Business Doesn’t Need To Cost The Earth

22/01/2021

Business doesn’t need to cost the Earth- Three Ways To Think About Your Business More Sustainably

A socially responsible business cares about its impacts, contributing positively to society and the environment. In the words of Archbishop Emeritus Desmond Tutu: “There are many major problems facing the world today. Business has both a responsibility and an opportunity to be a part of the solution and should be a major force for good in helping to solve some of the most pressing problems of our time. At The Wesley, we are always looking for ways in which we can improve our impact on the environment. We have put together a list of three questions and thoughts which should help to get you thinking in more of an environmentally friendly, business mindset. 

 

Social impact

How many people are employed and how well are they treated? Wages are normally the biggest cost to any business, so surely it is sensible to develop and optimise the workforce’s potential? A responsible company will provide the chance for people with the work ethic, talent and desire to blossom. Does the company contribute to the community and make charitable donations? Do supply chains ensure compliance to ethical standards?

 

Environmental impact

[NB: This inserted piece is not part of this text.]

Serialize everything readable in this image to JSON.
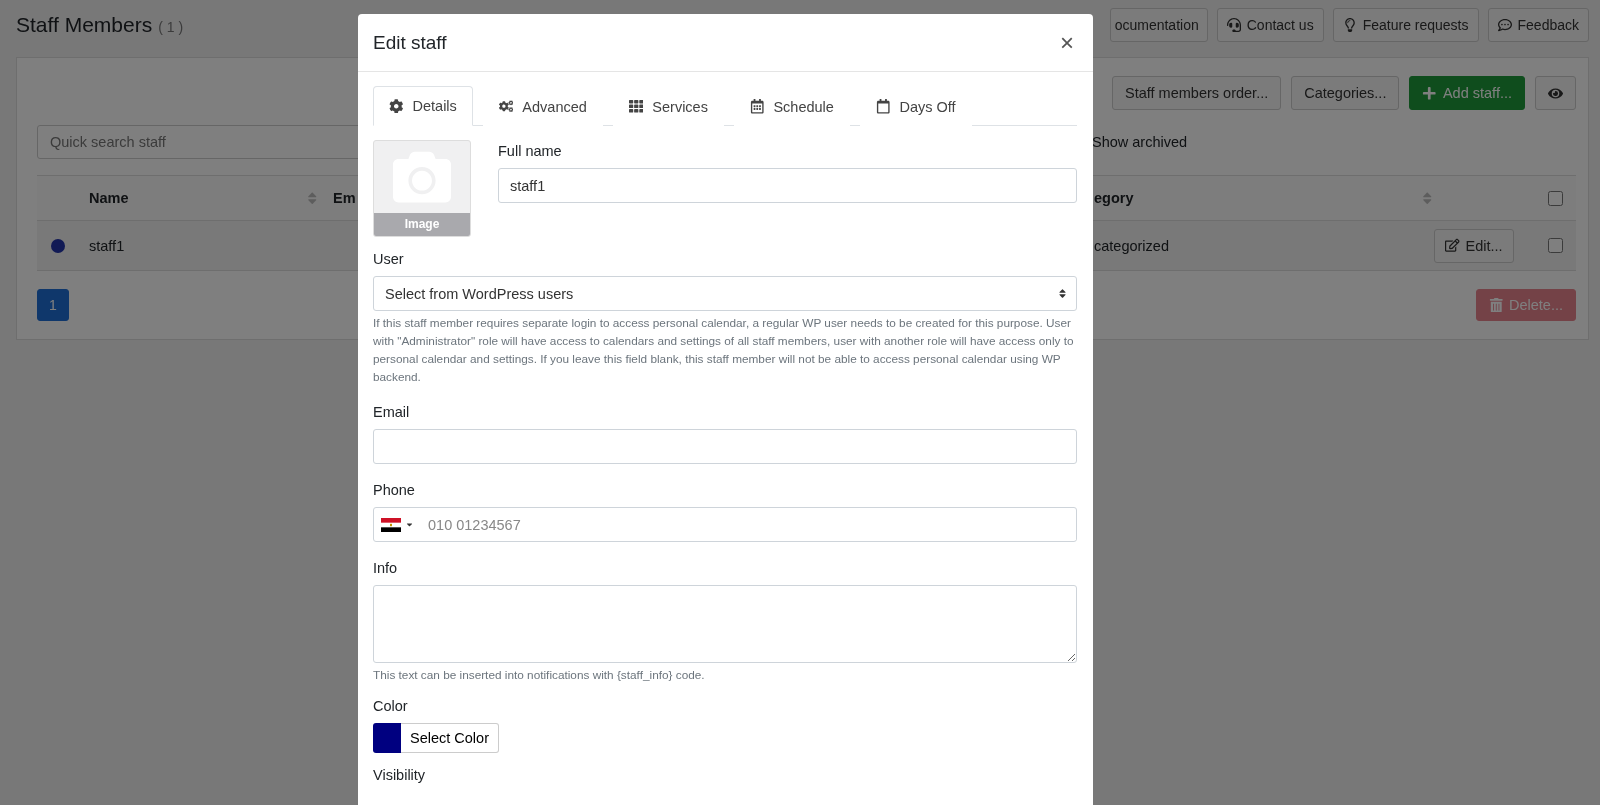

An environmental management standard (ISO14001) targets reduced carbon emissions through a structured environmental management system (EMS) applicable to any industry through management commitment. By setting benchmarks for the reduction and/or elimination of the emission of greenhouse gases, recycling and waste management, and reducing the use of plastic bottles and energy, the business should reduce its carbon footprint with the ultimate aim of becoming carbon-neutral.

  • Set an environmental policy. Make sure the policy is relevant to the business. Analyse your supply chain – 75% of a typical organisation’s carbon footprint comes from the products and services it purchases. 
  • Establish a procurement policy including an attempt to monitor the eco-efficiency of the supply chain.
  • Building and energy. Businesses that do not need to operate from a building that uses gas, electricity, boilers, hot water, lighting and electrical equipment may be in a minority. If a building is needed, then manage the situation and make it more efficient. By looking after and restoring a property, not only can energy bills be cut, but the building can be made more pleasant for clients.
  • Waste refuse. A business may have all sorts of waste. There are plastics, glass, ink cartridges, paper, food waste and more. Come to terms with the waste created, then aim to minimise or, if possible, eradicate it.
  • Set targets. Examples could be reducing carbon footprint by 6%; becoming a “0% to landfill” company; actively engaging with suppliers with the aim of sourcing from eco-efficient and sustainable sources; improving employee education with a green team as a focal point.
  • Measure results. Work out the carbon footprint per employee and/or customer and reduce it. Some waste is easier to reduce than others, but data can be obtained from the waste contractor to measure this. Update the procurement policy and use local suppliers. 
  • Market the results – these will probably make the business more competitive to new customers and might encourage other companies to follow.

 

Gross operating profit 

There is no evidence that social and environmental responsibility has a negative financial cost to hospitality businesses. Making it the unique selling point or “USP” can add to brand and performance, with numerous benefits. “Will behaving in a socially responsible way make my business more successful and more profitable?” asked David Jones in his book Who Cares Wins “Will my customers and consumers really reward me for this? Will my board? Will my shareholders?  Jones said he is convinced they will and we agree!

In this day and age, thinking about sustainability and your business’ impact on the environment, isn’t just important, it is essential. There is no better time than today to begin thinking about how you can improve your processes and systems in order to drastically improve your business’ impact on the world. There are always ways to improve, so making these initial steps is a great way to start!